Have you experienced any sort of prejudice as a female executive in the record industry?
I've always been fortunate to work with many different people, from my Title Wave days, our marketing person was a woman, who was always tremendously supportive. Helped me find my way when I was an assistant buyer. I never thought much about it. From my independent background, I used to work in the Twin Tone building, which was a mix of different types. I also was around a lot of dudes when I worked in the heavy metal hardcore scene, but never felt like it was weird for me, that I was unwelcome, or didn't know what I was talking about. At ADA, I was given the same opportunity, so it was never an issue. At INgrooves, we have many women working at all different levels here.
Way too many to name, but the two buyers I worked with at Title Wave - Ted Singer and John Kulstad -- were such music fans, so to be surrounded by that was just great. It was a job but it didn't feel like one.

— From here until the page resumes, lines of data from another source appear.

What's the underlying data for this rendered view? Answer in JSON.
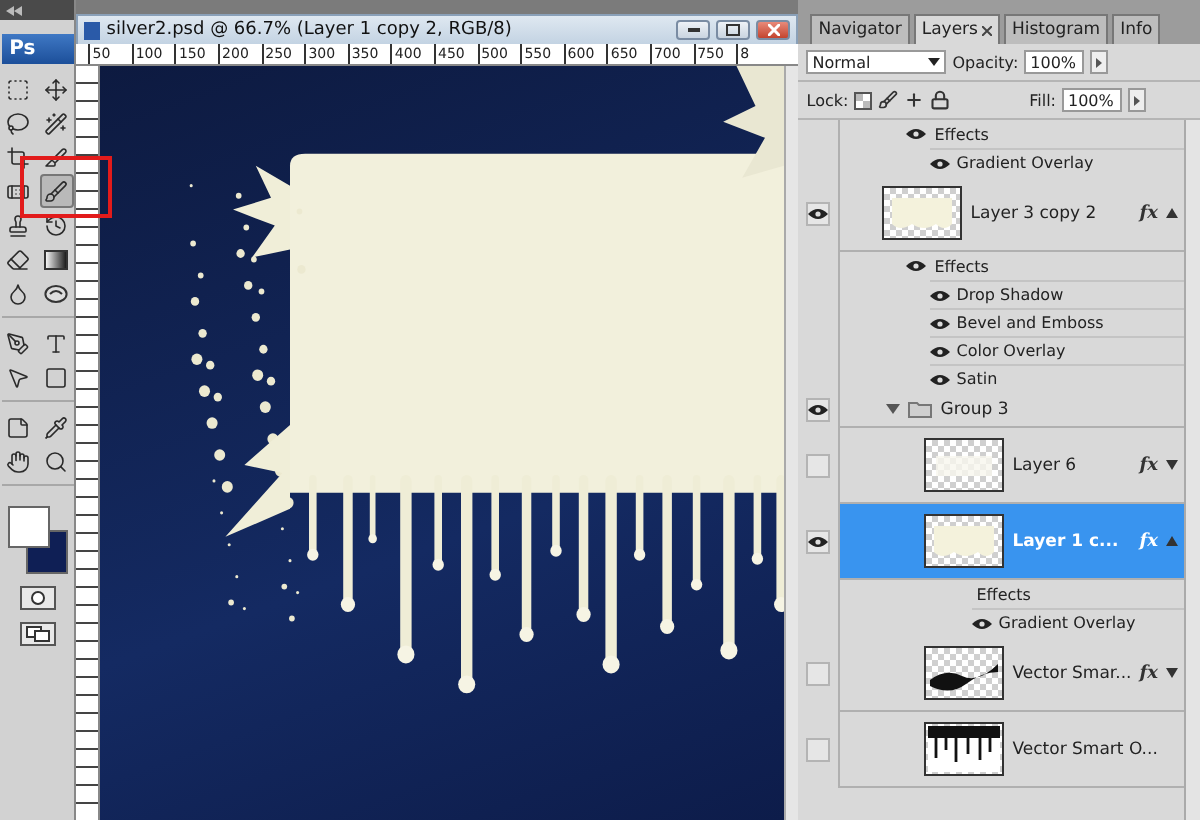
{
  "toolbox": {
    "logo": "Ps",
    "tool_groups": [
      [
        {
          "kind": "marquee",
          "selected": false
        },
        {
          "kind": "move",
          "selected": false
        },
        {
          "kind": "lasso",
          "selected": false
        },
        {
          "kind": "wand",
          "selected": false
        },
        {
          "kind": "crop",
          "selected": false
        },
        {
          "kind": "slice",
          "selected": false
        },
        {
          "kind": "healing",
          "selected": false
        },
        {
          "kind": "brush",
          "selected": true
        },
        {
          "kind": "stamp",
          "selected": false
        },
        {
          "kind": "history-brush",
          "selected": false
        },
        {
          "kind": "eraser",
          "selected": false
        },
        {
          "kind": "gradient",
          "selected": false
        },
        {
          "kind": "blur",
          "selected": false
        },
        {
          "kind": "dodge",
          "selected": false
        }
      ],
      [
        {
          "kind": "pen",
          "selected": false
        },
        {
          "kind": "type",
          "selected": false
        },
        {
          "kind": "path-select",
          "selected": false
        },
        {
          "kind": "shape",
          "selected": false
        }
      ],
      [
        {
          "kind": "notes",
          "selected": false
        },
        {
          "kind": "eyedropper",
          "selected": false
        },
        {
          "kind": "hand",
          "selected": false
        },
        {
          "kind": "zoom",
          "selected": false
        }
      ]
    ]
  },
  "document": {
    "title": "silver2.psd @ 66.7% (Layer 1 copy 2, RGB/8)",
    "ruler_labels": [
      "50",
      "100",
      "150",
      "200",
      "250",
      "300",
      "350",
      "400",
      "450",
      "500",
      "550",
      "600",
      "650",
      "700",
      "750",
      "8"
    ]
  },
  "layers_panel": {
    "tabs": [
      {
        "label": "Navigator",
        "selected": false,
        "closable": false
      },
      {
        "label": "Layers",
        "selected": true,
        "closable": true
      },
      {
        "label": "Histogram",
        "selected": false,
        "closable": false
      },
      {
        "label": "Info",
        "selected": false,
        "closable": false
      }
    ],
    "blend_mode": "Normal",
    "opacity_label": "Opacity:",
    "opacity": "100%",
    "lock_label": "Lock:",
    "fill_label": "Fill:",
    "fill": "100%",
    "layers": [
      {
        "kind": "effects",
        "label": "Effects",
        "visible": true,
        "children": [
          {
            "label": "Gradient Overlay",
            "visible": true
          }
        ]
      },
      {
        "kind": "layer",
        "name": "Layer 3 copy 2",
        "visible": true,
        "selected": false,
        "thumbnail": {
          "kind": "cream"
        },
        "fx_label": "fx",
        "effects_expanded": true
      },
      {
        "kind": "effects",
        "label": "Effects",
        "visible": true,
        "children": [
          {
            "label": "Drop Shadow",
            "visible": true
          },
          {
            "label": "Bevel and Emboss",
            "visible": true
          },
          {
            "label": "Color Overlay",
            "visible": true
          },
          {
            "label": "Satin",
            "visible": true
          }
        ]
      },
      {
        "kind": "group",
        "name": "Group 3",
        "visible": true,
        "expanded": true,
        "children": [
          {
            "kind": "layer",
            "name": "Layer 6",
            "visible": false,
            "selected": false,
            "thumbnail": {
              "kind": "white"
            },
            "fx_label": "fx",
            "effects_expanded": false
          },
          {
            "kind": "layer",
            "name": "Layer 1 c...",
            "visible": true,
            "selected": true,
            "thumbnail": {
              "kind": "cream"
            },
            "fx_label": "fx",
            "effects_expanded": true
          },
          {
            "kind": "effects",
            "label": "Effects",
            "visible": false,
            "children": [
              {
                "label": "Gradient Overlay",
                "visible": true
              }
            ]
          },
          {
            "kind": "layer",
            "name": "Vector Smar...",
            "visible": false,
            "selected": false,
            "thumbnail": {
              "kind": "wave"
            },
            "fx_label": "fx",
            "effects_expanded": false
          },
          {
            "kind": "layer",
            "name": "Vector Smart O...",
            "visible": false,
            "selected": false,
            "thumbnail": {
              "kind": "drips"
            }
          }
        ]
      }
    ]
  }
}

Certainly at ADA, Andy Allen was a huge mentor. The entire group of people were a real interesting mix dedicated to a common goal - helping labels achieve their goals as their passionate advocates. Mitchell Wolk, who succeeded him and practiced a different management style, was also at his core, a real music person. They all helped push me. I was super-blessed for them to want to share their knowledge with me. I feel INgrooves also has a lot of that.
What's in the future for INgrooves?
I'm really focused on evolving what we're doing for the independent label community. That's the core of our business, has been and will continue to be. I'm pretty bullish on the future of the music industry. We continue to go through fairly seismic shifts in how people consume music and that can be painful and scary. Music remains an important part of people's lives. We just have to educate people on what their options are in terms of how they can support the artists they appreciate.
Your proudest moment?
Probably the overarching thing is the relationships I've built over the years and continue to build. Certainly, there have been successes for both labels and artists. But I feel lucky to have had the kind of career where I've forged lasting bonds by working in the trenches with people. And know that I have their and their artists' interests in mind. I think there are a few people who'd say they were happy to have me with them in the foxhole.